Before Lisa and Louie were matched up, Lisa had qualified for the National Finals Rodeo three times (2007-09) while riding Chisholm, another buckskin gelding she had obtained from the Bagnells, but the almost unprecedented success story was just beginning.   

              

Counting 2010, Louie was Lockhart’s primary horse for nine years in a row through 2018. During that stretch, she placed second in the world standings in both 2014 and 2015, third in 2013 and 2016 and fourth in both 2010 and 2011. She also was fifth in 2012, seventh in 2017 and 11th in 2018, when she rode Rosa, a buckskin mare, part-time, while Louie began a phased retirement.   

Lisa and Louie were especially successful in 2015 and 2016. They were the only tandem to place in as many as eight go-rounds at the NFR in 2015. They won the barrels at the American Rodeo in Dallas for the second time and the Calgary Stampede for the first time.  Both paid the winner $100,000.

              

In 2016, they left all 30 barrels upright in Las Vegas while winning the averages, which was worth $68,000, and their total time of 137.98 on the 10 runs was the NFR record.  Lisa and Louie competed in just 39 rodeos that year while the other NFR qualifiers averaged 75.

Western Horseman says Louie was the highest earning horse in the barrels at the NFR during the decade, winning more than $803,000. 

              

The article says, “While Louie is now 18 and retired from pro rodeo, he’s left his mark on the industry, in fans’ hearts and in Lockhart’s life.

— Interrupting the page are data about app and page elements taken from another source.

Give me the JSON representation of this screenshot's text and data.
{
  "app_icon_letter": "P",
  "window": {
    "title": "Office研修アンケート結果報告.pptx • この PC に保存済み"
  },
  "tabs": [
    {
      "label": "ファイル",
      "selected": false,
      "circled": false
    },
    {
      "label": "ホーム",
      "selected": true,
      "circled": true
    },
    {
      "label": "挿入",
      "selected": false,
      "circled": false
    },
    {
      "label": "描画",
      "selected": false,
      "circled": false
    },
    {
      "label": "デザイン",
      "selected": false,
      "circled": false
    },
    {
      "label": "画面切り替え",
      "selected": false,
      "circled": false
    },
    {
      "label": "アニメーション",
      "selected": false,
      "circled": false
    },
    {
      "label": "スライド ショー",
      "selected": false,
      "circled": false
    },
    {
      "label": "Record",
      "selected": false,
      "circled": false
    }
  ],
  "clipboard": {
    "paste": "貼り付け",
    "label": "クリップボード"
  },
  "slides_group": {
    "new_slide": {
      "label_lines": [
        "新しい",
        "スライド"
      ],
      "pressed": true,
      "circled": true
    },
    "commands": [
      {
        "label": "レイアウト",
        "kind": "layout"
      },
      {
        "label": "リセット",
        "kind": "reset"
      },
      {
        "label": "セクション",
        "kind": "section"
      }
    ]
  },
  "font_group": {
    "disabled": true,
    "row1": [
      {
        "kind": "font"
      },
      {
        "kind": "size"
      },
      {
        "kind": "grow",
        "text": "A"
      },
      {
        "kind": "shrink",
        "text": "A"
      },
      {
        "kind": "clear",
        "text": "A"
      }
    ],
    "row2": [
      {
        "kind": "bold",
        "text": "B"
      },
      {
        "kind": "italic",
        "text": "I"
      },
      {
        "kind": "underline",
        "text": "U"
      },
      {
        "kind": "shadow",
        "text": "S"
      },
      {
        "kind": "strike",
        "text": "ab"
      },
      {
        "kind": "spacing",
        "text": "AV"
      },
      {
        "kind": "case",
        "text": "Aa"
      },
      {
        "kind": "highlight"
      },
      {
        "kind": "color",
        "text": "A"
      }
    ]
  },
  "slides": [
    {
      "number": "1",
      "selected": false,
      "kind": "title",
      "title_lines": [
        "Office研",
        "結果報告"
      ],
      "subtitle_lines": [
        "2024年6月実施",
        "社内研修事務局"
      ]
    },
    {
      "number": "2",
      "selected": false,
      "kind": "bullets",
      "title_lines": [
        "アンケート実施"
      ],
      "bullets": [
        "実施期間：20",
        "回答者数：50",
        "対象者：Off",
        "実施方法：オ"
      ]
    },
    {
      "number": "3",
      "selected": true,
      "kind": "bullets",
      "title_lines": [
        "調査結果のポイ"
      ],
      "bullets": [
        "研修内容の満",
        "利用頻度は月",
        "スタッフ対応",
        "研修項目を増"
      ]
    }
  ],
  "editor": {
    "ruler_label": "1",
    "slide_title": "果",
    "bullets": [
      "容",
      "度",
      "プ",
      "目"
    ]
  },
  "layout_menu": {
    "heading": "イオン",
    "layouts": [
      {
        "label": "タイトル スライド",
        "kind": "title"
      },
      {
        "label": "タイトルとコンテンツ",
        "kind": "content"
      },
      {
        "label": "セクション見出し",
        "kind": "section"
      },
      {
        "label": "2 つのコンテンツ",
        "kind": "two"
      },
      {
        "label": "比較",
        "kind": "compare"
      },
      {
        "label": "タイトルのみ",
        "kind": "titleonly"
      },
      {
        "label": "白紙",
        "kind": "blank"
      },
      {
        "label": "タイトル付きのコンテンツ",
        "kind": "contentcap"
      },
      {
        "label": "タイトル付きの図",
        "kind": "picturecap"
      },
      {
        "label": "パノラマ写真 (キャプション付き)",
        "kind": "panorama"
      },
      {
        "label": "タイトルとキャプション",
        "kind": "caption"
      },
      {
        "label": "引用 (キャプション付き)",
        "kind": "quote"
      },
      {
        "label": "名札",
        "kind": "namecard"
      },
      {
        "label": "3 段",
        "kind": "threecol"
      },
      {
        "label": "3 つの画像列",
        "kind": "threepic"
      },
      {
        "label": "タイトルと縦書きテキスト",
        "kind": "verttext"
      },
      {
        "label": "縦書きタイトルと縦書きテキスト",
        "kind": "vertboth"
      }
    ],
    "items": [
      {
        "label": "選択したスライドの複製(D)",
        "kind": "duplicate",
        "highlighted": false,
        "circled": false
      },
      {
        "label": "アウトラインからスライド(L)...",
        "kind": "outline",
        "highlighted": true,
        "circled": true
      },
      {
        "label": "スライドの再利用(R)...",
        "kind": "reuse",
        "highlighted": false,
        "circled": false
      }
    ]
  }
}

The story ends with a quote from Lisa:

              

I’ve always said that his reputation far exceeds mine, and I couldn’t be more proud to follow him in what he has accomplished for us.” 

              

Last week after the magazine came out, Lisa noted that Louie also had been voted the “horse with the most heart” a couple of times during polls of pro barrel racers.

              

She agrees with that designation.  “He may not have been the fastest, but he had a ton of heart and he was the most efficient, hardest working and most determined horse I have every ridden. This is an awesome honor that he received.” 

              

Lockhart added that Louie’s consistency helped make him great.

              

All 85 of his runs at the NFR from the first one in 2010 through the last one 2018 and even the two in 2019 were nearly identical,” she stated. 

              

Although Lockhart no longer rides Louie, she had a great September while aboard a black gelding, Cutter, to make up lots of ground and is one of the 15 barrel racing qualifiers for the National Finals for the 15th consecutive year in early December 2021.

Tuesday, September 21, 2021

Not Dawes County – but Box Butte County neighbors!


This photo and information is from History Nebraska:  

Many Nebraska counties have stories of bitter rivalries over the location of the county seat. And not all towns that started out as the county seat were able to remain so. After Hemingford lost a county-wide vote, Alliance residents didn't mess around. They came to get the county records...and the courthouse too! They hauled the building twenty miles with a little help from the Burlington Railroad."  

If you've not visited the Nebraska History website, you're missing a good chunk of history.  You'll find them at:  history.nebraska.gov

Monday, September 13, 2021